======== Provided data ========

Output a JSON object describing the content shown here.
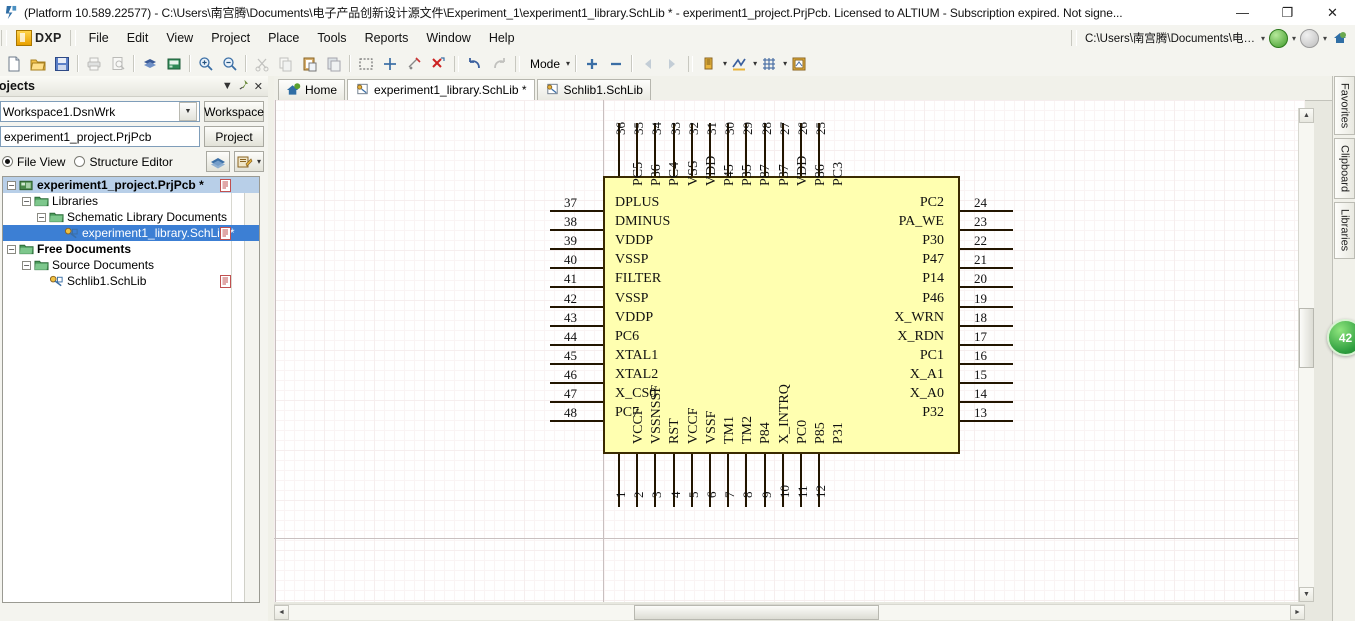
{
  "titlebar": {
    "text": "(Platform 10.589.22577) - C:\\Users\\南宫腾\\Documents\\电子产品创新设计源文件\\Experiment_1\\experiment1_library.SchLib * - experiment1_project.PrjPcb. Licensed to ALTIUM - Subscription expired. Not signe...",
    "minimize": "—",
    "maximize": "❐",
    "close": "✕",
    "app_icon": "altium-icon"
  },
  "menubar": {
    "dxp_label": "DXP",
    "items": [
      {
        "label": "File"
      },
      {
        "label": "Edit"
      },
      {
        "label": "View"
      },
      {
        "label": "Project"
      },
      {
        "label": "Place"
      },
      {
        "label": "Tools"
      },
      {
        "label": "Reports"
      },
      {
        "label": "Window"
      },
      {
        "label": "Help"
      }
    ],
    "address": "C:\\Users\\南宫腾\\Documents\\电…",
    "nav_back_icon": "back-arrow-icon",
    "nav_forward_icon": "forward-arrow-icon",
    "home_icon": "home-icon"
  },
  "toolbar": {
    "buttons": [
      {
        "name": "new-document",
        "icon": "new-doc-icon"
      },
      {
        "name": "open-document",
        "icon": "open-folder-icon"
      },
      {
        "name": "save-document",
        "icon": "save-disk-icon"
      },
      {
        "name": "print",
        "icon": "printer-icon"
      },
      {
        "name": "print-preview",
        "icon": "print-preview-icon"
      },
      {
        "name": "open-project",
        "icon": "project-icon"
      },
      {
        "name": "open-library",
        "icon": "library-icon"
      },
      {
        "name": "zoom-in",
        "icon": "zoom-in-icon"
      },
      {
        "name": "zoom-out",
        "icon": "zoom-out-icon"
      },
      {
        "name": "cut",
        "icon": "scissors-icon"
      },
      {
        "name": "copy",
        "icon": "copy-icon"
      },
      {
        "name": "paste",
        "icon": "paste-icon"
      },
      {
        "name": "paste-special",
        "icon": "paste-special-icon"
      },
      {
        "name": "select-area",
        "icon": "marquee-select-icon"
      },
      {
        "name": "move-selection",
        "icon": "move-cross-icon"
      },
      {
        "name": "clear-selection",
        "icon": "clear-select-icon"
      },
      {
        "name": "deselect-all",
        "icon": "deselect-x-icon"
      },
      {
        "name": "undo",
        "icon": "undo-arrow-icon"
      },
      {
        "name": "redo",
        "icon": "redo-arrow-icon"
      }
    ],
    "mode_label": "Mode",
    "mode_caret": "▾",
    "add_part_icon": "plus-icon",
    "remove_part_icon": "minus-icon",
    "prev_part_icon": "prev-arrow-icon",
    "next_part_icon": "next-arrow-icon",
    "pin_icon": "pin-tool-icon",
    "draw_icon": "draw-tool-icon",
    "grid_icon": "grid-icon",
    "sheet_icon": "sheet-icon"
  },
  "projects_panel": {
    "title": "rojects",
    "header_icons": [
      "chevron-down-icon",
      "pin-icon",
      "close-icon"
    ],
    "workspace_value": "Workspace1.DsnWrk",
    "workspace_button": "Workspace",
    "project_value": "experiment1_project.PrjPcb",
    "project_button": "Project",
    "file_view_label": "File View",
    "structure_editor_label": "Structure Editor",
    "view_mode": "File View",
    "layers_icon": "layers-icon",
    "options_icon": "panel-options-icon",
    "options_caret": "▾",
    "tree": [
      {
        "label": "experiment1_project.PrjPcb *",
        "indent": 0,
        "expander": "−",
        "icon": "project-node-icon",
        "bold": true,
        "selected": "light",
        "doc_badge": true
      },
      {
        "label": "Libraries",
        "indent": 1,
        "expander": "−",
        "icon": "folder-icon",
        "bold": false,
        "selected": "none",
        "doc_badge": false
      },
      {
        "label": "Schematic Library Documents",
        "indent": 2,
        "expander": "−",
        "icon": "folder-icon",
        "bold": false,
        "selected": "none",
        "doc_badge": false
      },
      {
        "label": "experiment1_library.SchLib *",
        "indent": 3,
        "expander": "",
        "icon": "schlib-icon",
        "bold": false,
        "selected": "full",
        "doc_badge": true
      },
      {
        "label": "Free Documents",
        "indent": 0,
        "expander": "−",
        "icon": "folder-icon",
        "bold": true,
        "selected": "none",
        "doc_badge": false
      },
      {
        "label": "Source Documents",
        "indent": 1,
        "expander": "−",
        "icon": "folder-icon",
        "bold": false,
        "selected": "none",
        "doc_badge": false
      },
      {
        "label": "Schlib1.SchLib",
        "indent": 2,
        "expander": "",
        "icon": "schlib-icon",
        "bold": false,
        "selected": "none",
        "doc_badge": true
      }
    ]
  },
  "document_tabs": [
    {
      "label": "Home",
      "icon": "home-tab-icon",
      "active": false
    },
    {
      "label": "experiment1_library.SchLib *",
      "icon": "schlib-tab-icon",
      "active": true
    },
    {
      "label": "Schlib1.SchLib",
      "icon": "schlib-tab-icon",
      "active": false
    }
  ],
  "right_dock": {
    "tabs": [
      "Favorites",
      "Clipboard",
      "Libraries"
    ],
    "badge": "42"
  },
  "scrollbars": {
    "v_up": "▲",
    "v_down": "▼",
    "h_left": "◄",
    "h_right": "►"
  },
  "schematic": {
    "body_color": "#ffffb0",
    "outline_color": "#3a2a00",
    "left_pins": [
      {
        "num": "37",
        "label": "DPLUS"
      },
      {
        "num": "38",
        "label": "DMINUS"
      },
      {
        "num": "39",
        "label": "VDDP"
      },
      {
        "num": "40",
        "label": "VSSP"
      },
      {
        "num": "41",
        "label": "FILTER"
      },
      {
        "num": "42",
        "label": "VSSP"
      },
      {
        "num": "43",
        "label": "VDDP"
      },
      {
        "num": "44",
        "label": "PC6"
      },
      {
        "num": "45",
        "label": "XTAL1"
      },
      {
        "num": "46",
        "label": "XTAL2"
      },
      {
        "num": "47",
        "label": "X_CS0"
      },
      {
        "num": "48",
        "label": "PC7"
      }
    ],
    "right_pins": [
      {
        "num": "24",
        "label": "PC2"
      },
      {
        "num": "23",
        "label": "PA_WE"
      },
      {
        "num": "22",
        "label": "P30"
      },
      {
        "num": "21",
        "label": "P47"
      },
      {
        "num": "20",
        "label": "P14"
      },
      {
        "num": "19",
        "label": "P46"
      },
      {
        "num": "18",
        "label": "X_WRN"
      },
      {
        "num": "17",
        "label": "X_RDN"
      },
      {
        "num": "16",
        "label": "PC1"
      },
      {
        "num": "15",
        "label": "X_A1"
      },
      {
        "num": "14",
        "label": "X_A0"
      },
      {
        "num": "13",
        "label": "P32"
      }
    ],
    "top_pins": [
      {
        "num": "36",
        "label": "PC5"
      },
      {
        "num": "35",
        "label": "P36"
      },
      {
        "num": "34",
        "label": "PC4"
      },
      {
        "num": "33",
        "label": "VSS"
      },
      {
        "num": "32",
        "label": "VDD"
      },
      {
        "num": "31",
        "label": "P45"
      },
      {
        "num": "30",
        "label": "P35"
      },
      {
        "num": "29",
        "label": "P87"
      },
      {
        "num": "28",
        "label": "P37"
      },
      {
        "num": "27",
        "label": "VDD"
      },
      {
        "num": "26",
        "label": "P86"
      },
      {
        "num": "25",
        "label": "PC3"
      }
    ],
    "bottom_pins": [
      {
        "num": "1",
        "label": "VCCF"
      },
      {
        "num": "2",
        "label": "VSSNSSF"
      },
      {
        "num": "3",
        "label": "RST"
      },
      {
        "num": "4",
        "label": "VCCF"
      },
      {
        "num": "5",
        "label": "VSSF"
      },
      {
        "num": "6",
        "label": "TM1"
      },
      {
        "num": "7",
        "label": "TM2"
      },
      {
        "num": "8",
        "label": "P84"
      },
      {
        "num": "9",
        "label": "X_INTRQ"
      },
      {
        "num": "10",
        "label": "PC0"
      },
      {
        "num": "11",
        "label": "P85"
      },
      {
        "num": "12",
        "label": "P31"
      }
    ]
  }
}
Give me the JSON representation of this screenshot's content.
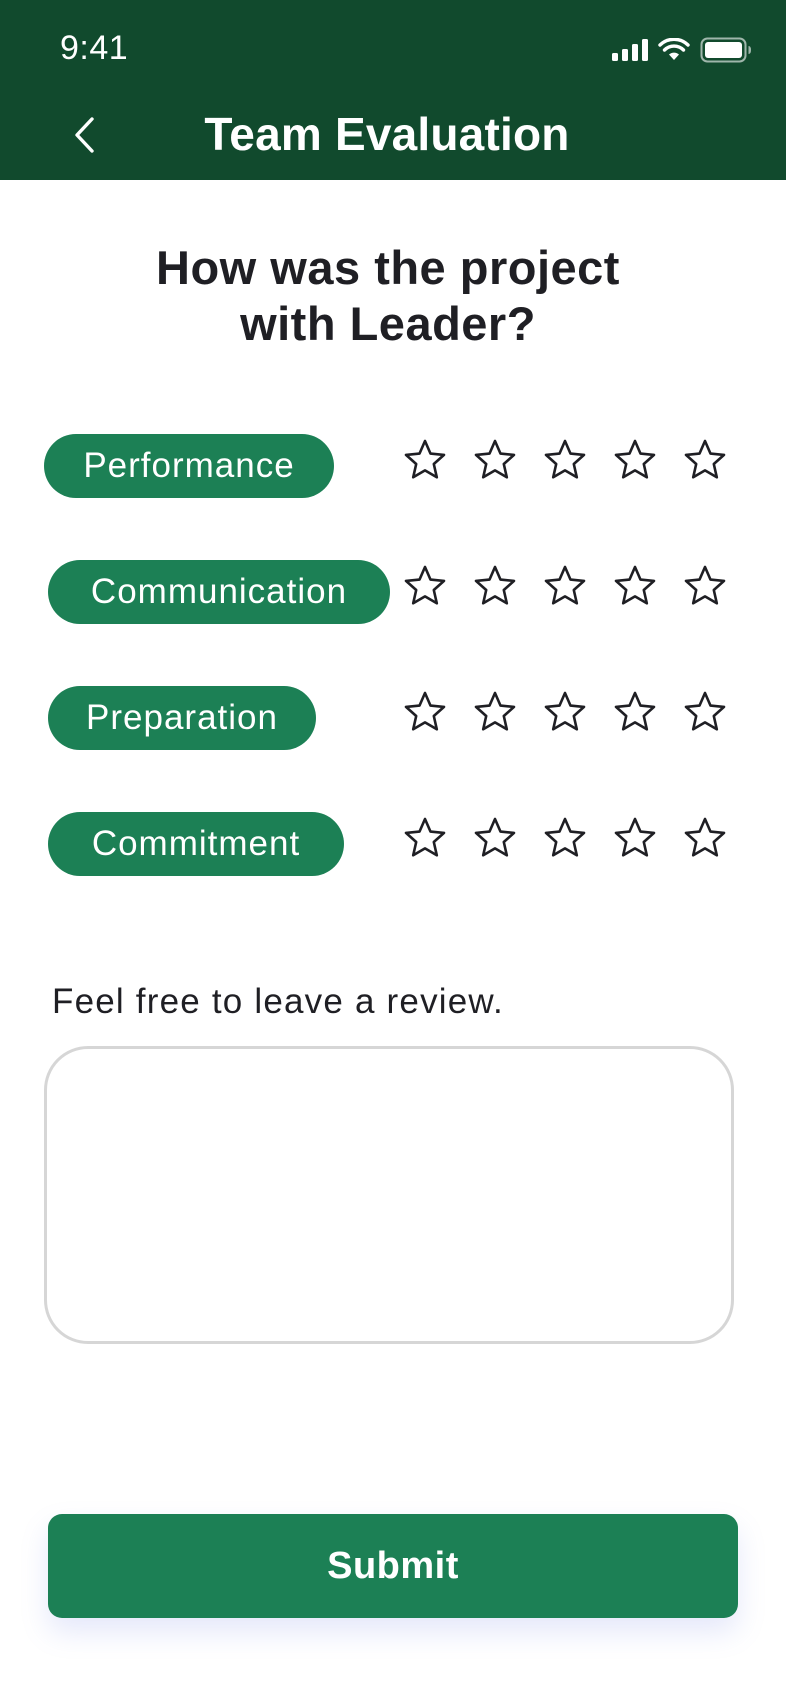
{
  "status_bar": {
    "time": "9:41",
    "icons": [
      "cellular-signal-icon",
      "wifi-icon",
      "battery-icon"
    ]
  },
  "header": {
    "back_icon": "chevron-left-icon",
    "title": "Team Evaluation",
    "background": "#114a2d"
  },
  "question": {
    "line1": "How was the project",
    "line2": "with Leader?"
  },
  "ratings": [
    {
      "label": "Performance",
      "stars_selected": 0,
      "stars_total": 5
    },
    {
      "label": "Communication",
      "stars_selected": 0,
      "stars_total": 5
    },
    {
      "label": "Preparation",
      "stars_selected": 0,
      "stars_total": 5
    },
    {
      "label": "Commitment",
      "stars_selected": 0,
      "stars_total": 5
    }
  ],
  "review": {
    "label": "Feel free to leave a review.",
    "value": "",
    "placeholder": ""
  },
  "submit": {
    "label": "Submit"
  },
  "colors": {
    "accent": "#1c8055",
    "header": "#114a2d",
    "text": "#1f1f24",
    "border": "#d6d6d6"
  }
}
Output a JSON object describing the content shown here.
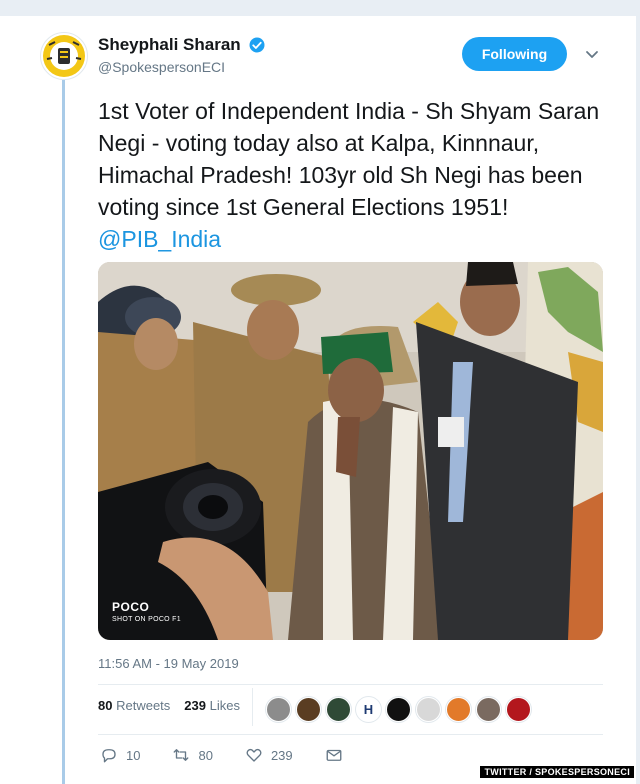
{
  "user": {
    "display_name": "Sheyphali Sharan",
    "handle": "@SpokespersonECI",
    "verified": true,
    "avatar_icon": "eci-logo-icon"
  },
  "follow_button": {
    "label": "Following"
  },
  "menu": {
    "icon": "chevron-down-icon"
  },
  "tweet": {
    "text": "1st Voter of Independent India - Sh Shyam Saran Negi - voting today also at Kalpa, Kinnnaur, Himachal Pradesh! 103yr old Sh Negi has been voting since 1st General Elections 1951!",
    "mention": "@PIB_India"
  },
  "photo": {
    "watermark_brand": "POCO",
    "watermark_caption": "SHOT ON POCO F1"
  },
  "timestamp": "11:56 AM - 19 May 2019",
  "stats": {
    "retweets_count": "80",
    "retweets_label": "Retweets",
    "likes_count": "239",
    "likes_label": "Likes"
  },
  "actions": {
    "reply_count": "10",
    "retweet_count": "80",
    "like_count": "239"
  },
  "credit": "TWITTER / SPOKESPERSONECI",
  "colors": {
    "accent": "#1da1f2",
    "link": "#1b95e0",
    "muted": "#657786",
    "text": "#14171a"
  }
}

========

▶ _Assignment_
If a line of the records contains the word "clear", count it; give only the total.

▶ _Response to this task_
2